Andrew Carnegie in the steel rail business (see next topic) forced
down the price of steel rails to $20 a ton by the 1880s. Consequently
the railroads rapidly switched over to steel rails so that by 1890 over
80 percent of the mileage was steel. Since steel was 15 to 20 times more
durable than iron this led to a tremendous increase in productivity because
it allowed much larger locomotives, larger freight cars, longer and heavier
trains, and so on.
Higgs: (Price Received by Farmers)/(Freight Rate Index)
- Robert Higgs in a 1970 study shows that the ratio (Prices
Received by Farmers)/(Freight Rate Index) for several crops was roughly
constant through this period. In other words, at a minimum,
commodity prices were deflating at the same rate as freight rates.
Williamson: Figure A.2, Freight Rate as Percentage
of Farm Price Per Bushel of Wheat
- Jeffrey Williamson in a 1974 study uses spot price
differentials between the grain exchanges in New York City and those
in Iowa and Wisconsin to compute freight rates for grain. These spot
price differentials correlate very highly with transportation costs for
obvious reasons. His research shows that freight rates expressed as
percent of farm price fell steadily from 1870 to 1895. That is,
freight rates on grain fell faster than the price level!
Eichengreen: Table 4, Regression Results By State,
- Mortgage Rates – Barry Eichengreen in a 1984 study found that
Midwestern farmers, after controlling for risk, paid the same
mortgage rates as borrowers in the Northeast. Eichengreen uses 1890
census data in a regression analysis of mortgage rates. The dependent
variable was the average mortgage interest rate for the 47 states and the
independent variables were the average prices for a variety of crops, the
percentage of improved and cultivated lands, and some other variables.
He then uses the estimated coefficients to produce the predicted state by
state risk-adjusted mortgage rates. When this variable is then used as a
dependent variable with a single indicator variable for Northeast, the
result is not statistically significant. In other words, once you control
for risk, the farmers were paying the prevailing rate of interest.
Eichengreen: Table 6, Estimates of the Risk Premia
Eichengreen: Test For Regional Differential in Risk
Adjusted Mortgage Interest Rates
- What Explains the Complaints?
- Anne Mayhew’s change of life argument: Anne Mayhew in a 1972
study argues that farmers’ complaints were the result of the switch from
a system of subsistence agriculture to a market system of agriculture.
The fertile area of the Midwestern plains was largely settled
before the railroads got there. Farmers typically had more land
than they cultivated because there was nothing that they could do with
the surplus crops. With the arrival of the railroads farmers could
cultivate all their land and export the surplus. As the plains became

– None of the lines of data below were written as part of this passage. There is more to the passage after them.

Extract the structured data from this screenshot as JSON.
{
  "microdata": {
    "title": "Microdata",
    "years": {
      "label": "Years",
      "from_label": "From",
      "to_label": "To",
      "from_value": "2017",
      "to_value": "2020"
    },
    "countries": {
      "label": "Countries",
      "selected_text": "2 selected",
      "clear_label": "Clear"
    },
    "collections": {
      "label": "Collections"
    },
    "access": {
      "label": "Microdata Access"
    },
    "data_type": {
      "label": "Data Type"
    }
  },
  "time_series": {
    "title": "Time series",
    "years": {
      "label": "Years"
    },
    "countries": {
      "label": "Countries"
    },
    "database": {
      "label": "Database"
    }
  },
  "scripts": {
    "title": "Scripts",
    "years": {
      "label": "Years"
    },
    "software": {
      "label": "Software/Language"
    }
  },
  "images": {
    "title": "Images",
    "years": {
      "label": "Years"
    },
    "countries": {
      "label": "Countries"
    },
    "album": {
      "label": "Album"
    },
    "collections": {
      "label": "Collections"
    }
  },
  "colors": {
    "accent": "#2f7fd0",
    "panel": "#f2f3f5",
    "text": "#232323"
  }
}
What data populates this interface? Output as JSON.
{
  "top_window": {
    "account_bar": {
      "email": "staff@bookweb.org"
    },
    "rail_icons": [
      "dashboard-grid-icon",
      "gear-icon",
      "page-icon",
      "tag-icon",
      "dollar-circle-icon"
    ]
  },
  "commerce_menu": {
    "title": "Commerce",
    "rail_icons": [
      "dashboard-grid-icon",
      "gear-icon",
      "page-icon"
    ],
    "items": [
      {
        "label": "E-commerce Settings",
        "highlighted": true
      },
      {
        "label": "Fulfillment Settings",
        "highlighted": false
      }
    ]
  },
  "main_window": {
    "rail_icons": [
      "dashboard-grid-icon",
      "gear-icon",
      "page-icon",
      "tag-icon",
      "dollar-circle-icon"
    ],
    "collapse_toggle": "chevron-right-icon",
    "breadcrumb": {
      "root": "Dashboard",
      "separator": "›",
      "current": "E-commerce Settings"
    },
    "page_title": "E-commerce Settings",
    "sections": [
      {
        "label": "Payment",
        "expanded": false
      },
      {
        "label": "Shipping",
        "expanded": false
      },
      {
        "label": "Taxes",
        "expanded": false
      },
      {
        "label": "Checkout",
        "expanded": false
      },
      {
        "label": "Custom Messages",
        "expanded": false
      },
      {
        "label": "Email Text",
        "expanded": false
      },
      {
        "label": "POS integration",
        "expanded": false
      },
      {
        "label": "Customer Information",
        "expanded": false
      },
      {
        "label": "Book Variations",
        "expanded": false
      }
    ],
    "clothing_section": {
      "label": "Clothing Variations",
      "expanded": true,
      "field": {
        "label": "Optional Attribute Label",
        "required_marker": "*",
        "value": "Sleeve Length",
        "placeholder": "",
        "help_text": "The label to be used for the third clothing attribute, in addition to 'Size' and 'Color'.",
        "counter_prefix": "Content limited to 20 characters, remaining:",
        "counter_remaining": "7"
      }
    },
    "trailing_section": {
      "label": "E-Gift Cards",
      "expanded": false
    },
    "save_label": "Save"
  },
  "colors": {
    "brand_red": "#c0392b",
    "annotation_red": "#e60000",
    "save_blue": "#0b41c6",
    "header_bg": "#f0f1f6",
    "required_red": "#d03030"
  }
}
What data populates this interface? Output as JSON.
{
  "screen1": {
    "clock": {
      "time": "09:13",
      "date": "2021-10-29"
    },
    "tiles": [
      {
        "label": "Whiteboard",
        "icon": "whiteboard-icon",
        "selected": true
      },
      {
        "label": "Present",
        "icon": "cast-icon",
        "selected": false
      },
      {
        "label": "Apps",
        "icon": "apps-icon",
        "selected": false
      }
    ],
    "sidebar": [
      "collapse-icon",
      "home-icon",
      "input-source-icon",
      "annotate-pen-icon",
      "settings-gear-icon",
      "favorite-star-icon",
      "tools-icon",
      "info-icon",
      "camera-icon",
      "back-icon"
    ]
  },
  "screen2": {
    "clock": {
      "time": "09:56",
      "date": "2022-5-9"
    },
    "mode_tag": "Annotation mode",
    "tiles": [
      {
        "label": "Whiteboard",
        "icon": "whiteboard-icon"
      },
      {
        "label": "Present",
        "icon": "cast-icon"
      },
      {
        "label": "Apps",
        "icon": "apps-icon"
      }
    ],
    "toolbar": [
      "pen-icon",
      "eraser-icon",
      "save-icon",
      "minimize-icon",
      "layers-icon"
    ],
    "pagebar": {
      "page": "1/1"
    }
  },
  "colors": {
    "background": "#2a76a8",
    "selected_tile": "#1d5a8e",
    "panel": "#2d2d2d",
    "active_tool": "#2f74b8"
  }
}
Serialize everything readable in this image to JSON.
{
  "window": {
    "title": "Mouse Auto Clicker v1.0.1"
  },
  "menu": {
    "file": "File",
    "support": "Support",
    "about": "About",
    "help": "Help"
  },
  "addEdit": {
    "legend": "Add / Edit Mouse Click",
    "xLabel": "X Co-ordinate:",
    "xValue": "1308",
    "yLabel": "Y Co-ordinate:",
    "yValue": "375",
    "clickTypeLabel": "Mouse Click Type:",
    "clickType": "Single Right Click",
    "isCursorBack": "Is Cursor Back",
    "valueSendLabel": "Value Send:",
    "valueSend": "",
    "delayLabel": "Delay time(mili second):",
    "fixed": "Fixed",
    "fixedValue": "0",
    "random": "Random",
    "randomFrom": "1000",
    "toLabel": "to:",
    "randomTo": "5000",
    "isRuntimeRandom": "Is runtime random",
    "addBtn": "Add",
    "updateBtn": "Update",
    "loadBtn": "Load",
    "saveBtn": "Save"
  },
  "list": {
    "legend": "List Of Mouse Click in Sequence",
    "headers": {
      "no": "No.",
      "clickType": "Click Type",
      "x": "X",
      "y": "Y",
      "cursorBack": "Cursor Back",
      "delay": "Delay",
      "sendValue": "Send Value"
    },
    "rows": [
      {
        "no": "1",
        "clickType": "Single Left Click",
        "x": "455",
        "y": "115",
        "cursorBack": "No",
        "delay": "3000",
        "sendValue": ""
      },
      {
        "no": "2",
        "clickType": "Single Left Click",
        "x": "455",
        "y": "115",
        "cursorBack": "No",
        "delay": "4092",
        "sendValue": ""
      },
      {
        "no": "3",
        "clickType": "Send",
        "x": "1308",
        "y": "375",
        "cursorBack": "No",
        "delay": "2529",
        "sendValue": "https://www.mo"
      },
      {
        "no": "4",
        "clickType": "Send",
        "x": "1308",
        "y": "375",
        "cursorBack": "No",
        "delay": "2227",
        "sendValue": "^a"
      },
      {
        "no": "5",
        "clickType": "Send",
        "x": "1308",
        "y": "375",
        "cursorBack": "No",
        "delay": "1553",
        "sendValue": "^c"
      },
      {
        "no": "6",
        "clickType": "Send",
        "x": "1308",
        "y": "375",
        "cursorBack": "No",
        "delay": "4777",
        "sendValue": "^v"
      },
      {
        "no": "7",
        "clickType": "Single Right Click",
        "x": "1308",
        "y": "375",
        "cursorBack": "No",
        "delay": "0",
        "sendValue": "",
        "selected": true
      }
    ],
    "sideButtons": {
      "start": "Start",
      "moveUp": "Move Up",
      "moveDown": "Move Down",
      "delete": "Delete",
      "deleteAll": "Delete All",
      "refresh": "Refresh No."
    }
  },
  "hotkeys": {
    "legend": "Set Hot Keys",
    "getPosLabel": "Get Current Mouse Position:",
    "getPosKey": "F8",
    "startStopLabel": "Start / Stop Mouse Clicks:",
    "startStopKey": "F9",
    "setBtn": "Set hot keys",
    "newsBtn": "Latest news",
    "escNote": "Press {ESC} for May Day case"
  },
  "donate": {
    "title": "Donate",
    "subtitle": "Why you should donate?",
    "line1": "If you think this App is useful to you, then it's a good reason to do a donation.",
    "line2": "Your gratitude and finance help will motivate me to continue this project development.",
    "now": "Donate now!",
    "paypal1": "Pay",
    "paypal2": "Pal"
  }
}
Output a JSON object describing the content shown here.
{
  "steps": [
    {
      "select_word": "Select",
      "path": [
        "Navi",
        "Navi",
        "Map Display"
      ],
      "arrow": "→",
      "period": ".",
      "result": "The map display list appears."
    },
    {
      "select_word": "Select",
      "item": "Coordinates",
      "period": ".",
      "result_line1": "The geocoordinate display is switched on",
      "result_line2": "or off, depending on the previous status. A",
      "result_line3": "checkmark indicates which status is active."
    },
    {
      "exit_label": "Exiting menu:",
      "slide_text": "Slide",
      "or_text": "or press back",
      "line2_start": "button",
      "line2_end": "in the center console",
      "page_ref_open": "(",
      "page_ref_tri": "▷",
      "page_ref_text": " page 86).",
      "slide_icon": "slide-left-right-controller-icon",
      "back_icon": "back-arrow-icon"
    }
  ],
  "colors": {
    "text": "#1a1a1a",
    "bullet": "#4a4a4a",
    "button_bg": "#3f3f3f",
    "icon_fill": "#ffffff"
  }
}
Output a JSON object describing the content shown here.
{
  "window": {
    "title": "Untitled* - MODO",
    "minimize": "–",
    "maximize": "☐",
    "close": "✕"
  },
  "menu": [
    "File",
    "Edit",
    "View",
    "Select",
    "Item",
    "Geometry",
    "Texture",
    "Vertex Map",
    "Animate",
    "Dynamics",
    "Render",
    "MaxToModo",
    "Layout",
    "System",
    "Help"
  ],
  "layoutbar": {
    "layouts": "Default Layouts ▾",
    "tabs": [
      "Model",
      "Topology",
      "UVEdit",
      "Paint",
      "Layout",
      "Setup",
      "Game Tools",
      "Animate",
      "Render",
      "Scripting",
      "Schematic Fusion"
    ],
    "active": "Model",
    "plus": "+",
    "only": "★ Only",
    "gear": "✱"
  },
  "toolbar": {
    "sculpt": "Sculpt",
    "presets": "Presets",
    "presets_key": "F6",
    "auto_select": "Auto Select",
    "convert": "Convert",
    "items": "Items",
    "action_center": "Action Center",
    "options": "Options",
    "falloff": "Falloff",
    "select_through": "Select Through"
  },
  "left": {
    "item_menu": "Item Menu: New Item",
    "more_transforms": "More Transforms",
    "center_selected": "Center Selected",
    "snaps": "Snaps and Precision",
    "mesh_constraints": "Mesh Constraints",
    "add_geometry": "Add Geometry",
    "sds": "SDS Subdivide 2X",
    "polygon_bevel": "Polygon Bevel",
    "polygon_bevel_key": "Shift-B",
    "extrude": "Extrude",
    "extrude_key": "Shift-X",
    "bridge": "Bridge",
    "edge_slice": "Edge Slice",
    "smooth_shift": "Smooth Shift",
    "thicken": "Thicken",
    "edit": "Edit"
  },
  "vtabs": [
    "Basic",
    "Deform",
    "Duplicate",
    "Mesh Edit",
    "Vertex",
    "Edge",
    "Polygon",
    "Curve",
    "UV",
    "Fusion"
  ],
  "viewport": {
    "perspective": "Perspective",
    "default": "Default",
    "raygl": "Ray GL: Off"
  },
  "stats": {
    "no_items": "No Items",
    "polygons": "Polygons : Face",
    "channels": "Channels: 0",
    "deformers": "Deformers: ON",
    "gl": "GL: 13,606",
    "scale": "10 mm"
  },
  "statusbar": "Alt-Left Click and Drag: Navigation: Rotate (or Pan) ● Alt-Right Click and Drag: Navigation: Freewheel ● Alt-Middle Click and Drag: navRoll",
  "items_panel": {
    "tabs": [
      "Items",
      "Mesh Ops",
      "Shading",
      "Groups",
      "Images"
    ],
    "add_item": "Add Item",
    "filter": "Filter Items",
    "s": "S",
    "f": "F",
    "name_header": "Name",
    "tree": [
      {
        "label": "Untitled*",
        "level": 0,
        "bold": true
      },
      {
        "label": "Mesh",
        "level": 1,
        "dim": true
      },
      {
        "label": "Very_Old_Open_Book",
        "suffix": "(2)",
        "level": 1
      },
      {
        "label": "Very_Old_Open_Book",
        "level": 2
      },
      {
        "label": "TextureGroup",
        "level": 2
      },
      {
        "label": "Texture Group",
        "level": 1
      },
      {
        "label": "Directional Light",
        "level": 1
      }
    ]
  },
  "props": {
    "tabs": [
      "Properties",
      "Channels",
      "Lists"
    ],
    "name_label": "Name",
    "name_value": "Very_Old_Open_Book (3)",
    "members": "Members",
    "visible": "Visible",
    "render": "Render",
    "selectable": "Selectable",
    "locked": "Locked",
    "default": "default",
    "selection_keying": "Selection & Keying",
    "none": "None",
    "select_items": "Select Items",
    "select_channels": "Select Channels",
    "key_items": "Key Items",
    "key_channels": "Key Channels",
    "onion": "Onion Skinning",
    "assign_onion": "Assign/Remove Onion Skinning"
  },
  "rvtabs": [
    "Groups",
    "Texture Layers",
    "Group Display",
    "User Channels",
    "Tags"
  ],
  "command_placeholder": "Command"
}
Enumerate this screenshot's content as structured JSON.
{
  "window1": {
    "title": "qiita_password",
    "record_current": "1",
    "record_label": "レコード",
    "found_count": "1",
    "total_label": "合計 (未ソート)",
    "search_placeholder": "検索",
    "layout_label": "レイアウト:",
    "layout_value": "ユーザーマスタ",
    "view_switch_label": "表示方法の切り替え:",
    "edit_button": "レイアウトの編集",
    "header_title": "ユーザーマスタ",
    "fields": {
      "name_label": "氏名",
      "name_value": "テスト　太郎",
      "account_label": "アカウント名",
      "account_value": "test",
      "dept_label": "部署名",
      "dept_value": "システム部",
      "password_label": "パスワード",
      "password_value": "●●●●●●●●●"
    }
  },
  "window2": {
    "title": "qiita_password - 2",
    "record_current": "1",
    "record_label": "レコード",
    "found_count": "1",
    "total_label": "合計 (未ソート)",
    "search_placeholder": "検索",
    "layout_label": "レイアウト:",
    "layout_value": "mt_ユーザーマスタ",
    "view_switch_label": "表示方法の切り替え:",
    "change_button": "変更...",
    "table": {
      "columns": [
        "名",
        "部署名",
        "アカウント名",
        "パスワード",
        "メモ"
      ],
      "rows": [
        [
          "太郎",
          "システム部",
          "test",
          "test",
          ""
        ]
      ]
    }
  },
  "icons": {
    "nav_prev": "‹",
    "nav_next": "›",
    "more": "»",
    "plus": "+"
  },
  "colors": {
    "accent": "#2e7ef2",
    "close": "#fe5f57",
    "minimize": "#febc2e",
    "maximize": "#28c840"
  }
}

more densely settled and the rail net laid down, the farmer was drawn
into a pattern of crop specialization and borrowing from lenders to buy
need supplies. In short a commercial system. In addition, farming was
an inherently uncertain occupation – insects, plant diseases, droughts,
prairie fires, floods, hail storms, blizzards, etc., had the effect of
making yields and prices fluctuate from year to year. In a subsistence
system, the farmer could always grow enough extra to make it through the
lean years but once they were drawn into a commercial system, this
uncertainty was harder to manage. Consequently, farmers lashed out at
those economic actors who they blamed for their money problems.
- Robert McGuire’s uncertainty and unrest
McGuire in a 1981 paper provides strong support for Mayhew’s interpretation.
McGuire hit upon the idea to correlate the incidence of protest activity
by farmers with measures of price, yield, and income variability of four
major crops – wheat, corn, oats, and hay. He calculated rank-order
(Spearman) correlations over the states between the protest levels and the
measures of variability (note that these are simply variances). For
the 1866-1909 period he found the correlation for price was .77, for yield
.81, and for income .73. In other words,
those states most active in the
protest movements in a given sample period usually had the highest levels
of price, yield, and income variability. So,
when times were good the
farmers did not protest, when times were bad they sought out someone to